ACTIVITY:
Show all lines containing "true" from the data below.

Stored items from a collection:

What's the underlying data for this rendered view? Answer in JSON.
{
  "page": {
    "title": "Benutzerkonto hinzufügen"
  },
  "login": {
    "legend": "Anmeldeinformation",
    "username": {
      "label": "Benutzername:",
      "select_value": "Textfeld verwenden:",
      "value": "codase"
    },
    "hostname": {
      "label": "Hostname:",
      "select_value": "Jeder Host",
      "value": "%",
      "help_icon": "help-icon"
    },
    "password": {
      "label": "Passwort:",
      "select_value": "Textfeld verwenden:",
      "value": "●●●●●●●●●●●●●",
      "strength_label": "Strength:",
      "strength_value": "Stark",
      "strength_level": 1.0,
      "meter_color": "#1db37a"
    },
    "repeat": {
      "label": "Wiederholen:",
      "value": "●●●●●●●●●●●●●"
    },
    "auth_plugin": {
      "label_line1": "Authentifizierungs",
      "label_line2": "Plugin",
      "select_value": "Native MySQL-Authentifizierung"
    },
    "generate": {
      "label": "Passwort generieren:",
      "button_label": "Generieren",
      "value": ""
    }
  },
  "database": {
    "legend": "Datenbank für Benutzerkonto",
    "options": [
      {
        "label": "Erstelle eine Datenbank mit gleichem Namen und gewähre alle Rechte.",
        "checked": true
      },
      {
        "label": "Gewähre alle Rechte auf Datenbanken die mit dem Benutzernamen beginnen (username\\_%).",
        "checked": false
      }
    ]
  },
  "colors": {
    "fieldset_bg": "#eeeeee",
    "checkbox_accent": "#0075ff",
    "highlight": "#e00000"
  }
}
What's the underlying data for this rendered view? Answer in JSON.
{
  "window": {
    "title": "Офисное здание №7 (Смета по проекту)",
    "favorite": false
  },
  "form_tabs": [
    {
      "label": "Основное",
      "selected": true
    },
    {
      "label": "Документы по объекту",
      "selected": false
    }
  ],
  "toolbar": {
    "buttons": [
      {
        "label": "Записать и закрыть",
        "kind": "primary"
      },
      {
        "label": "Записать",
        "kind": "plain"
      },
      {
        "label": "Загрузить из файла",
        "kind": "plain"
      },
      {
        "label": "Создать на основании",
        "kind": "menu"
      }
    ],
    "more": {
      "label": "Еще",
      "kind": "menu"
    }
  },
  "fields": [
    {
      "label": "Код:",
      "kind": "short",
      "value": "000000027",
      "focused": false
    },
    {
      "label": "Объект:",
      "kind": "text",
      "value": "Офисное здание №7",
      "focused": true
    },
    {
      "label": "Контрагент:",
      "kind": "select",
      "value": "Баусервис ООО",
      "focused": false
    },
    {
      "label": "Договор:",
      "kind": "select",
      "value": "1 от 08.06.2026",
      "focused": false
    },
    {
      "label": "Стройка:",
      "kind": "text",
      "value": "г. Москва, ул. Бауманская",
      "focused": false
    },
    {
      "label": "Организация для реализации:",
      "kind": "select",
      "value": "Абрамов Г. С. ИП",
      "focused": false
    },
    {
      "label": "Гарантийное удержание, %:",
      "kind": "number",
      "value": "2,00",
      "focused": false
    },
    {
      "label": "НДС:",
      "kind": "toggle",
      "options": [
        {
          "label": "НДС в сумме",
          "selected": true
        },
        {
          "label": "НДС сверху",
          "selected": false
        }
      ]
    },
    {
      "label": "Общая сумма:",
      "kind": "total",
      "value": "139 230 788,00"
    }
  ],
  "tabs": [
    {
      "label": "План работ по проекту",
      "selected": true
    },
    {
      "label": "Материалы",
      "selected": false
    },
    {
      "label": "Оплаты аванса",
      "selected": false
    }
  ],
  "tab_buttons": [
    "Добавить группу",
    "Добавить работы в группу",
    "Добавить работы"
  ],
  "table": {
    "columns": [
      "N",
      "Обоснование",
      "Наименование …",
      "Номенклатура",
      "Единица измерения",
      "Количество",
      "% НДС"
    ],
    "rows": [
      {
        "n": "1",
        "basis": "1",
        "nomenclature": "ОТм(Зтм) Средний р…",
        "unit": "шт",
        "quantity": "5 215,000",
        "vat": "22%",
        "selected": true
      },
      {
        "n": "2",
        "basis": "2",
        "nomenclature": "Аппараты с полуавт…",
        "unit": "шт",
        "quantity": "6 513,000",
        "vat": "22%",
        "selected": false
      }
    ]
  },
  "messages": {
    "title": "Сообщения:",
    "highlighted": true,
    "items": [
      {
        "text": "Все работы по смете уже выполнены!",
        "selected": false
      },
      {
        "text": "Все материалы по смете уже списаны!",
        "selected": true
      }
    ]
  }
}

EXERCISE SOLUTION:
        "checked": true
      "selected": true
      "focused": true
          "selected": true
      "selected": true
        "selected": true
    "highlighted": true,
        "selected": true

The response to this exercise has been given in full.